§ Activity: Go line by line through the entries and show those that hold the string "cake".

☆ ☆ ☆ ☆ ☆ ☆ ☆

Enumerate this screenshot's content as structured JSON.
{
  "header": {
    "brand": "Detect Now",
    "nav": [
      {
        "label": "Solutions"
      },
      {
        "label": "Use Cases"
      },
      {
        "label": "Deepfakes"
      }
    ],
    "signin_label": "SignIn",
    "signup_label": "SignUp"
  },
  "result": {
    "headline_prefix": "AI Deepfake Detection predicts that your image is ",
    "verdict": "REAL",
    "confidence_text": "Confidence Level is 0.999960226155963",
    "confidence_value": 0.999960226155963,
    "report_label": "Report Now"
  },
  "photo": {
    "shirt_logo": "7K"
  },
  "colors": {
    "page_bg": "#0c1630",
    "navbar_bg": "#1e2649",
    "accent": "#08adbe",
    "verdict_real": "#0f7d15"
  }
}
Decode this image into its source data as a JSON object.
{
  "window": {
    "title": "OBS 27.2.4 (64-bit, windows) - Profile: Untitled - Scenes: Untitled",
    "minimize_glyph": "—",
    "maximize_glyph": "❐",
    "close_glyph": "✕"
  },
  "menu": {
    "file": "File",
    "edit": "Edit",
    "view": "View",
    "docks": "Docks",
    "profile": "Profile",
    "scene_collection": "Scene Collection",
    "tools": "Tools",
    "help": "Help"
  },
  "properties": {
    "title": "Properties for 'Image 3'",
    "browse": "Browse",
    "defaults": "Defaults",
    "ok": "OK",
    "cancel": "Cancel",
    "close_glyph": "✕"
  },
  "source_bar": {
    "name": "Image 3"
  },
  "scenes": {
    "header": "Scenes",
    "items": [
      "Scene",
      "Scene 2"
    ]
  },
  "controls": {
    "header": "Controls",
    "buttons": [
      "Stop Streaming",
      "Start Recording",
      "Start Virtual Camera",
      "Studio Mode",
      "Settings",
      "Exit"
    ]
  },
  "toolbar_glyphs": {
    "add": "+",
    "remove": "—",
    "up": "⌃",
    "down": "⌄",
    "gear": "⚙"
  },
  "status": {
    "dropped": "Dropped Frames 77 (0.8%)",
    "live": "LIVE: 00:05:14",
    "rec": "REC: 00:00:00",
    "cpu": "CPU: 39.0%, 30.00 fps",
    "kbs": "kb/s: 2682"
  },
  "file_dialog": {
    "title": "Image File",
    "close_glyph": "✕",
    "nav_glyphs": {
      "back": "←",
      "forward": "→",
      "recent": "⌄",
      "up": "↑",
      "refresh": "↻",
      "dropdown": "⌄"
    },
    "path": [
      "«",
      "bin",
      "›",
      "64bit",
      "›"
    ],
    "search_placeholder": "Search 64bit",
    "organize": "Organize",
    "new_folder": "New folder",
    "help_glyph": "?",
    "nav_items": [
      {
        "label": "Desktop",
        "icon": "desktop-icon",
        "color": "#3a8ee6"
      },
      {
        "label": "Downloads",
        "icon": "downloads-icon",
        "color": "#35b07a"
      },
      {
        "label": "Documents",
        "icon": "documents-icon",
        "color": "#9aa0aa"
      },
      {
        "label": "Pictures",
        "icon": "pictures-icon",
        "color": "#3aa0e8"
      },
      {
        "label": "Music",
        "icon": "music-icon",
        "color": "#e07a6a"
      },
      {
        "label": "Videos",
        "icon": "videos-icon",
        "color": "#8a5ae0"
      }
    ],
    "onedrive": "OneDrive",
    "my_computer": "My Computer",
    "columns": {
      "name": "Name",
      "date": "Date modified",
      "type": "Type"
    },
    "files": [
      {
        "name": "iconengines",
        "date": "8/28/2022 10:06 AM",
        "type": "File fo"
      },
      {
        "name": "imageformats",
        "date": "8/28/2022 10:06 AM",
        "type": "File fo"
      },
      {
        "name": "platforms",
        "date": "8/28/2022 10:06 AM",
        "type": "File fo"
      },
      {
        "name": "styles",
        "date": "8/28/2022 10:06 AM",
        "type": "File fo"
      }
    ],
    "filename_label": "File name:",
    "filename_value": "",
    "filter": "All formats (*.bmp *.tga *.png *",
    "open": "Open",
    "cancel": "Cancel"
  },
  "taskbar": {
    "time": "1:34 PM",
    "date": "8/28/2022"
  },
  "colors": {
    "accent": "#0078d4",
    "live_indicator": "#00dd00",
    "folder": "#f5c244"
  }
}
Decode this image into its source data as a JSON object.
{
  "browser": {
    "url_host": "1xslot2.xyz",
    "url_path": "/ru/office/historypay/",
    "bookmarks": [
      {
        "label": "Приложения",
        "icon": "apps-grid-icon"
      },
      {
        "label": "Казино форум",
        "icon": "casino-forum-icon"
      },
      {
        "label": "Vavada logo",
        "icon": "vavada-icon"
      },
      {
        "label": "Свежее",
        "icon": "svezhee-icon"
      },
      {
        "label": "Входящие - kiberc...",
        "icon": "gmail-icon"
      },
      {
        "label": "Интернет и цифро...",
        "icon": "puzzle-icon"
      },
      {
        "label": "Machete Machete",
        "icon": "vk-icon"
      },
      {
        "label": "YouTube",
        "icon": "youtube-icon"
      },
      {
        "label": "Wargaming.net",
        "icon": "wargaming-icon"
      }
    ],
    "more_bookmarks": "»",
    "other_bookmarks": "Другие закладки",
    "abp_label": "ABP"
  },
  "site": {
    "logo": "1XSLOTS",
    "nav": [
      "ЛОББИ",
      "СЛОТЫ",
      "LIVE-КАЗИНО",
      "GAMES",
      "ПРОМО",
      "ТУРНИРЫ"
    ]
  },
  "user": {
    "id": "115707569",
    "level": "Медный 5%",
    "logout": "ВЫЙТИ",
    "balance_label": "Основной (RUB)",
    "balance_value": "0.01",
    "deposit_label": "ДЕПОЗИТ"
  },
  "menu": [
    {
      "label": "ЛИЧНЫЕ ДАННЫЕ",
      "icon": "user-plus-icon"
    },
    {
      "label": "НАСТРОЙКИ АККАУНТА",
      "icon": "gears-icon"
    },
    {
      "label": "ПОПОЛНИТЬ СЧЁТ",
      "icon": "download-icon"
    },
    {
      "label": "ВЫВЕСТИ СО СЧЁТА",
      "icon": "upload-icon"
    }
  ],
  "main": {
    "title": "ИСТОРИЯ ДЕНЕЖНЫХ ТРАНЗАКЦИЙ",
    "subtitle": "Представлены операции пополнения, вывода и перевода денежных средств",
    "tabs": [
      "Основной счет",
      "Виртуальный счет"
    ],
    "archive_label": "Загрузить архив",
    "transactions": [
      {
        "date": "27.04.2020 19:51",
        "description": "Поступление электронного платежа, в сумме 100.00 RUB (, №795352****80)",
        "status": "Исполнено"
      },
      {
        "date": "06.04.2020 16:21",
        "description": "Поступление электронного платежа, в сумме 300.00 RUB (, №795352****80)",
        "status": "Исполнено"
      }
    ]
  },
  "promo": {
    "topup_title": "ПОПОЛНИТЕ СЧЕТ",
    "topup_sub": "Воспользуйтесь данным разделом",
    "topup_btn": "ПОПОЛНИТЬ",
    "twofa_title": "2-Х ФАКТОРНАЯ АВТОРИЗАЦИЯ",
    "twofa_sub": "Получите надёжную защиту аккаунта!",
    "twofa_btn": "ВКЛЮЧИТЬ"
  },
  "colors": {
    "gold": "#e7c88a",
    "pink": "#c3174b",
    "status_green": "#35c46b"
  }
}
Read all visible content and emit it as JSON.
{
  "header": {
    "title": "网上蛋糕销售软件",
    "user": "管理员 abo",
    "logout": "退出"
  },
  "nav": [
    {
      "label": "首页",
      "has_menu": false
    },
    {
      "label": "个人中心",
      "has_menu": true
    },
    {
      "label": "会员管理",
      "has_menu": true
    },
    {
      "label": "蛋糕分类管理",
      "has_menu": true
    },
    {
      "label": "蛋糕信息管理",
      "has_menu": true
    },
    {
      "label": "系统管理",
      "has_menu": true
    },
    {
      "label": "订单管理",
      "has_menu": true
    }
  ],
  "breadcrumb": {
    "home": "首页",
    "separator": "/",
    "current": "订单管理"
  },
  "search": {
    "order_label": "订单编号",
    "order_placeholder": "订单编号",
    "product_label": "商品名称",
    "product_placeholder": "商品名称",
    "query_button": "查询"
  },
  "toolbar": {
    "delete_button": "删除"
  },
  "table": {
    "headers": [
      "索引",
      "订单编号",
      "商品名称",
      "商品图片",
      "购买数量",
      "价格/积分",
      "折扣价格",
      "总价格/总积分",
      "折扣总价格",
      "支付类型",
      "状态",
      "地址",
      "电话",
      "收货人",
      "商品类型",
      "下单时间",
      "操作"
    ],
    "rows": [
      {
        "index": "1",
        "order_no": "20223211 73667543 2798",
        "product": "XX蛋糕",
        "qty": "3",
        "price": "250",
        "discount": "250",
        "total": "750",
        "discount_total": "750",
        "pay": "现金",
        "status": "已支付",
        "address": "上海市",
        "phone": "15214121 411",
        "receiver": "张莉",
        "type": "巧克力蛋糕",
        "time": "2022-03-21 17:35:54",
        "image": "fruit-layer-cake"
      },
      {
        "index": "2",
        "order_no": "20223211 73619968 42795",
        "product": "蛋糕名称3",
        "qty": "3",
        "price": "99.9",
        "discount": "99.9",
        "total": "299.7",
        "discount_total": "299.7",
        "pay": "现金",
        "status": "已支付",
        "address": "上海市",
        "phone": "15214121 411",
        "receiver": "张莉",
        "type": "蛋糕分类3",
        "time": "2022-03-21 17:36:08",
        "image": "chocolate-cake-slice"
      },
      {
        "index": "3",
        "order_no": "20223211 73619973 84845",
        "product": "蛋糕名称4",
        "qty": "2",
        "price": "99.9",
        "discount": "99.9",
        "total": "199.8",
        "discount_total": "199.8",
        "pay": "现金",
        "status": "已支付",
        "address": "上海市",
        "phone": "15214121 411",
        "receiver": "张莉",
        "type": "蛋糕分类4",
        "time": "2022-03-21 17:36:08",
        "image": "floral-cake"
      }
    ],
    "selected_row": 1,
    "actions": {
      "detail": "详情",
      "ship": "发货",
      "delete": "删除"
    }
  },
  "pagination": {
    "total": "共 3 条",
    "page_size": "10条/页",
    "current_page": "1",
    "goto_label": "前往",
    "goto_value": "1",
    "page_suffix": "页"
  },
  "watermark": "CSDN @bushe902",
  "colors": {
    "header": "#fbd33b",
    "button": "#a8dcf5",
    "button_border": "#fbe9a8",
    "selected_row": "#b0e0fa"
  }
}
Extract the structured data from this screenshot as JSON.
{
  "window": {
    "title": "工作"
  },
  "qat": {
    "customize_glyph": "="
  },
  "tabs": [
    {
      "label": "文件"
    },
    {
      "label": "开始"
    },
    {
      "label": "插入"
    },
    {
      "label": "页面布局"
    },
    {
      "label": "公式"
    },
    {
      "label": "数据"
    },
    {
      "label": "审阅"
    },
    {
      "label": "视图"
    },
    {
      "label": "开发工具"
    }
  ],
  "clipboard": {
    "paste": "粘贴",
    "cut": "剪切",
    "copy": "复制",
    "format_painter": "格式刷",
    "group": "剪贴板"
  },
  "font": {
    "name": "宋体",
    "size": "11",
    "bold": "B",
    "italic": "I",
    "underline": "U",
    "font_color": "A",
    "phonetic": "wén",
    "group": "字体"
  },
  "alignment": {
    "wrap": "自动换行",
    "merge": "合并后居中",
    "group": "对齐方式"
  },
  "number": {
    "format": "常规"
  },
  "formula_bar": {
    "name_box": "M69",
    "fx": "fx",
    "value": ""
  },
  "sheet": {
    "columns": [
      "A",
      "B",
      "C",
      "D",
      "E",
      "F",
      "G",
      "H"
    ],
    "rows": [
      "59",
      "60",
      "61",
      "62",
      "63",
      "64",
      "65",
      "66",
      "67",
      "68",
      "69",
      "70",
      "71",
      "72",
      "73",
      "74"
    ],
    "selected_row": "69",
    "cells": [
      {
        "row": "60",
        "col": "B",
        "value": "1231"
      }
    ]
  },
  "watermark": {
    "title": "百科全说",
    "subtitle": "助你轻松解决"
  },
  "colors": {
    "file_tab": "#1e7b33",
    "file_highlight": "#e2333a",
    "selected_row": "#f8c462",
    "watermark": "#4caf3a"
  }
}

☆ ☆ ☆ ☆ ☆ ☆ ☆

§ Response:
        "image": "fruit-layer-cake"
        "image": "chocolate-cake-slice"
        "image": "floral-cake"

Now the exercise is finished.